Anti-gas medications may provide relief by breaking down gas bubbles in the digestive tract, although evidence of their effectiveness is rather limited, noted Staller.
If an underlying medical condition, such as irritable bowel syndrome (IBS) or inflammatory bowel disease (IBD), is causing bloating, a health care professional may prescribe medications to manage symptoms.
Fiber supplements may also be helpful, although Staller noted that “not all fiber is created equal.”
He said, “I generally recommend soluble fiber as the best for IBS, which is one of the more common causes of bloating. Soluble fiber — found in foods like oats, beans and fruits — can be beneficial for bloating.”
Although fiber can help bloating, it can also cause the condition, the doctor warned.

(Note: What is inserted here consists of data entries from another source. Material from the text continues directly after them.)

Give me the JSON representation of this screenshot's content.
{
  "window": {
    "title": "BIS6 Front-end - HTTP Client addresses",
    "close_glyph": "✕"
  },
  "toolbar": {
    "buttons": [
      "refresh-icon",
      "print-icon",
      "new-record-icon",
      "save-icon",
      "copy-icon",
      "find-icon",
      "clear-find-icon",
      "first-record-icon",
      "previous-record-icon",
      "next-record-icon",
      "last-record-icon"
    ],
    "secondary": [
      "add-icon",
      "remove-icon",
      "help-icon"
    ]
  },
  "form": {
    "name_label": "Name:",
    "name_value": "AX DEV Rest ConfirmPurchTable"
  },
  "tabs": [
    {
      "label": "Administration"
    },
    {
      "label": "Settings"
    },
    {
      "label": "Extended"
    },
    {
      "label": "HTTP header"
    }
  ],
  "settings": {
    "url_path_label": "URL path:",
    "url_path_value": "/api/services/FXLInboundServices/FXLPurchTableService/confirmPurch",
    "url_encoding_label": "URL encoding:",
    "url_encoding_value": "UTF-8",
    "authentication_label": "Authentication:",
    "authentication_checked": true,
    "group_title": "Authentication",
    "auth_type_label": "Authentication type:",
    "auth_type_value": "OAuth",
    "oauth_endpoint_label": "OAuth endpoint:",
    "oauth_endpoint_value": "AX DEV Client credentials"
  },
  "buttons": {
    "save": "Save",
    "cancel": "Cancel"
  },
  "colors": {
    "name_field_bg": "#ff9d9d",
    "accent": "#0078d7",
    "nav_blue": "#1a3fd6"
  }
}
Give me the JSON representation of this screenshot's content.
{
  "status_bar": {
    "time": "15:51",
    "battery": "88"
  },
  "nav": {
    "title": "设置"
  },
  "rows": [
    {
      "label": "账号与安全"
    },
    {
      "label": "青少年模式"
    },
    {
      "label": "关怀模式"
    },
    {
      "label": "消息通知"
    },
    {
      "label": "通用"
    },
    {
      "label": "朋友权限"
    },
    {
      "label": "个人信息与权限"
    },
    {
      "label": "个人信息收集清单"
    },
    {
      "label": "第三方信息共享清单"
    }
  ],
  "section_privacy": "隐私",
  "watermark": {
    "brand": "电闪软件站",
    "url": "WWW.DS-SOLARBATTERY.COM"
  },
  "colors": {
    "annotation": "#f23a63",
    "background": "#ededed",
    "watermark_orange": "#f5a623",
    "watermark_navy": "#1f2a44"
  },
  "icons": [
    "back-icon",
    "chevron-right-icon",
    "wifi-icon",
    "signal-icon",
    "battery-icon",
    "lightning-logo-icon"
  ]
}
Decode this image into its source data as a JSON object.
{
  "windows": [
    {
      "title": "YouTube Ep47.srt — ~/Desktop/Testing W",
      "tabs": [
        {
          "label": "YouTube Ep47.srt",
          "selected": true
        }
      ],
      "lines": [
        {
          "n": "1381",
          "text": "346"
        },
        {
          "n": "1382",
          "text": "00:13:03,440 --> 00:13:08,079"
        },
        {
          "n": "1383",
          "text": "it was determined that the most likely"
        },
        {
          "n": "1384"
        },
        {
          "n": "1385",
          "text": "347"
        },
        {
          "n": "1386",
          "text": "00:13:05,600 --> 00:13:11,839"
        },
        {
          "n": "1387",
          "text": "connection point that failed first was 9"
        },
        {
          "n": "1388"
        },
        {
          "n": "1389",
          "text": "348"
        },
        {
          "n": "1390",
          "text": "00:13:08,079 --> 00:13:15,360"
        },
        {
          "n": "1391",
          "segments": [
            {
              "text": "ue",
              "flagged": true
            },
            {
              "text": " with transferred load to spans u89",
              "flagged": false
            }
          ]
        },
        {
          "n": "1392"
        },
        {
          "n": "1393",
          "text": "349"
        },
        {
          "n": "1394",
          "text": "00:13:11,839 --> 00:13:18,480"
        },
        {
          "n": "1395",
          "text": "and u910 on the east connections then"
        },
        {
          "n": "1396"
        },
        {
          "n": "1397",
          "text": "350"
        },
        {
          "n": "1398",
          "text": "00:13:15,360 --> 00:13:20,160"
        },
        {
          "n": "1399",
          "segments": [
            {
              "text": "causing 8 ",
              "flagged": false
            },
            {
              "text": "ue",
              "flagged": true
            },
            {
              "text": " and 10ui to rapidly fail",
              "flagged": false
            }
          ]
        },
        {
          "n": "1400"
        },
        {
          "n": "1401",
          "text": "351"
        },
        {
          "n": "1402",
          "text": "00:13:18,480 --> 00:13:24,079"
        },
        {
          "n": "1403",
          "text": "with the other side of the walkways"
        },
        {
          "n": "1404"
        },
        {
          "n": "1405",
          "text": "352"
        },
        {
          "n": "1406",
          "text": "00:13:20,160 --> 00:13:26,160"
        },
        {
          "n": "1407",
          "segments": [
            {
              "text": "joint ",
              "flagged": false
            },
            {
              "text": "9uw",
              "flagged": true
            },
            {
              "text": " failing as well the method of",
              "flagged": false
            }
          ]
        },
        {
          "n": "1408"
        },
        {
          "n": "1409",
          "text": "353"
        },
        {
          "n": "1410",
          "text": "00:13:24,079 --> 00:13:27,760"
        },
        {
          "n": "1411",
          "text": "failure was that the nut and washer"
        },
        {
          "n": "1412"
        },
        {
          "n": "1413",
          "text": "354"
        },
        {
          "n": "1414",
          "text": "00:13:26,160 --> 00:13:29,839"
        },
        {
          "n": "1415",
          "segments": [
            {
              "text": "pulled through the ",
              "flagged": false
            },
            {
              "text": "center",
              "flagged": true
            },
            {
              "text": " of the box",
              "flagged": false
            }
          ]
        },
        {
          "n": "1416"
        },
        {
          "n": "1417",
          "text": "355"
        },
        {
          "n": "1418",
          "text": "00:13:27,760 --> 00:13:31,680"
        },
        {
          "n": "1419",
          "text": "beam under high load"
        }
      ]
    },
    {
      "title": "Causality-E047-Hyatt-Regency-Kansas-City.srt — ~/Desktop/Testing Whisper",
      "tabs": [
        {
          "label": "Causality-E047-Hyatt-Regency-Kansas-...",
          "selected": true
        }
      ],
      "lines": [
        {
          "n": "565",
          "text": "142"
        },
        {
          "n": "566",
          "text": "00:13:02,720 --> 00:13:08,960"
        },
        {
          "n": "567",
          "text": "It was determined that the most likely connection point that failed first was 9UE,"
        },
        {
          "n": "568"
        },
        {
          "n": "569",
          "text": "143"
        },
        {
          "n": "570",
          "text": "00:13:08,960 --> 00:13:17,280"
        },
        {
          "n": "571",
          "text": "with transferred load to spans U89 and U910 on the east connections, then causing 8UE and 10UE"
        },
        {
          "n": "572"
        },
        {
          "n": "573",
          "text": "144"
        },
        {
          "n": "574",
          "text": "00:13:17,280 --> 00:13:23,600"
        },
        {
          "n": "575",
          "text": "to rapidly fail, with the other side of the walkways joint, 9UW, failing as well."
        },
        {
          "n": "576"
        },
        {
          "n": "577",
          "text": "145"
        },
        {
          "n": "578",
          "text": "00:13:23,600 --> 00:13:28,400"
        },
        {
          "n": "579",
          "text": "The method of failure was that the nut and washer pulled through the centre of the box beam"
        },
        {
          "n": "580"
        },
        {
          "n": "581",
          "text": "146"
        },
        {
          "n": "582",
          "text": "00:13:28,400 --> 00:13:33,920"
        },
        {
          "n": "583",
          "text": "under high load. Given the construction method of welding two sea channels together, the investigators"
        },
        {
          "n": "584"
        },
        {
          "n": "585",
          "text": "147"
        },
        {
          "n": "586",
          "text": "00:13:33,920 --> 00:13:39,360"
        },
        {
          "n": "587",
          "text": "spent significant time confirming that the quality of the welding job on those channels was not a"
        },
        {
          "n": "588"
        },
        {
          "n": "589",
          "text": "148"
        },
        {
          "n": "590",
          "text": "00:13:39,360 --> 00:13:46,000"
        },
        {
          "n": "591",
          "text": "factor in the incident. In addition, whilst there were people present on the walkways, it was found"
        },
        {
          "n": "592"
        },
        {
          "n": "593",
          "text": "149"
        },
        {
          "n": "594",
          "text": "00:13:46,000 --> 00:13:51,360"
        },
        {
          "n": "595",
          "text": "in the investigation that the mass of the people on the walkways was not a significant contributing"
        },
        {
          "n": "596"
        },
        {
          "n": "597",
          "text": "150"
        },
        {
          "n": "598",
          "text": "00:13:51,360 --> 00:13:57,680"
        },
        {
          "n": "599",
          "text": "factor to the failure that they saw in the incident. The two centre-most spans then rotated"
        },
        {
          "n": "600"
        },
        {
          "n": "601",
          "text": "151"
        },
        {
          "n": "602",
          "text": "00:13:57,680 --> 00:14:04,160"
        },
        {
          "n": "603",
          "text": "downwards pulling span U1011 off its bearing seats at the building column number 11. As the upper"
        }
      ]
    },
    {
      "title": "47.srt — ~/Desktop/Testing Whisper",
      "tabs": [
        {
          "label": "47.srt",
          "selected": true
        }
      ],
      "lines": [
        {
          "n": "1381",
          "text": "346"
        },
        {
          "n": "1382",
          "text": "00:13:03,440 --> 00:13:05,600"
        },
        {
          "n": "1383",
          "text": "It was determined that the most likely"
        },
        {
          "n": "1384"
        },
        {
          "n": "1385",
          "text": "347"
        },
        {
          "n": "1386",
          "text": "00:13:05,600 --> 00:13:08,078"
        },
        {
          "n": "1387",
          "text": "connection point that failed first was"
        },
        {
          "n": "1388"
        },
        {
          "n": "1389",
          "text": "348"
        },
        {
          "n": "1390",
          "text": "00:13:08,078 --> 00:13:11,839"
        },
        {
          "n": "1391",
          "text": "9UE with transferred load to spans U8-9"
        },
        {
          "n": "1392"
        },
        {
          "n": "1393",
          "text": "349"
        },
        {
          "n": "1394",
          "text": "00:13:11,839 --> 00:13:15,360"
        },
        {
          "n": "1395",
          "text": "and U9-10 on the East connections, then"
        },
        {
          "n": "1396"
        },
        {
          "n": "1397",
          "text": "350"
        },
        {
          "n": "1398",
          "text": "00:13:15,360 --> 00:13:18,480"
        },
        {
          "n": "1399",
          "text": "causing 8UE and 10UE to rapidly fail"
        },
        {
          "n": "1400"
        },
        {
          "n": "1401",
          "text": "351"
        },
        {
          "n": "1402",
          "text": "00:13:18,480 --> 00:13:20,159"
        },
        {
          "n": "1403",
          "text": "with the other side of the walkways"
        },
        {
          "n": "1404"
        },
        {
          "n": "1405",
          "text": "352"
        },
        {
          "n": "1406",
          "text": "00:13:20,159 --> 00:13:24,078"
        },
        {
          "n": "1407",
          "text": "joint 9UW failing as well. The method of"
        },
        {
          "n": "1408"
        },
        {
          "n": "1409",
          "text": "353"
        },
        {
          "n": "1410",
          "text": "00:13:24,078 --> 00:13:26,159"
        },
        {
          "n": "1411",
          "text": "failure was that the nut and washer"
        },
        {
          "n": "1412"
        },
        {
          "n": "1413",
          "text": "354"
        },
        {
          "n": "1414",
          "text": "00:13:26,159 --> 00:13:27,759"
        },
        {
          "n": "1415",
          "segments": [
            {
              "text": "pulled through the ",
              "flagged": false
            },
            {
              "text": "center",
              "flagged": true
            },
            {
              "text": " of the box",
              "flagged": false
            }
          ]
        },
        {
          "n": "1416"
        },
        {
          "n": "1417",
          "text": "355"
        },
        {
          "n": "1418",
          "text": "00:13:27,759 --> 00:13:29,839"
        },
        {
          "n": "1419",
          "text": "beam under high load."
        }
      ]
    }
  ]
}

It’s advisable to introduce fiber supplements gradually to allow the digestive system to adjust.
“Starting with a low dose and increasing it over time can help minimize potential side effects like gas and bloating,” said Staller.
What if lifestyle changes don’t help?
Although bloating is common and typically harmless, Kia from Northwestern cautioned that if symptoms don’t improve with dietary and lifestyle changes, or if there are other associated symptoms, it’s important to consult a physician.
“If a person has persistent bloating that does not improve with lifestyle or diet interventions, one may want to consider other causes,” Kia told Fox News Digital.
“Bloating can be due to digestive disorders, such as irritable bowel syndrome, celiac disease, or inflammatory bowel disease (ulcerative colitis or Crohn’s disease),” she said.
“It can also be seen in chronic constipation, intestinal blockage, bacterial overgrowth or cancers of the gastrointestinal tract.”
These conditions require specific treatments aimed at treating the underlying problem, the doctor said.
“Bloating typically improves when the underlying cause is addressed.”
It’s also important to consult a physician if bloating persists or is associated with pain, bloody stools or weight loss, she emphasized.
“Your doctor may want to order tests to determine the cause,” Kia said. “Some of these tests may include scans of the abdomen, a colonoscopy, an upper endoscopy, or blood and stool tests.”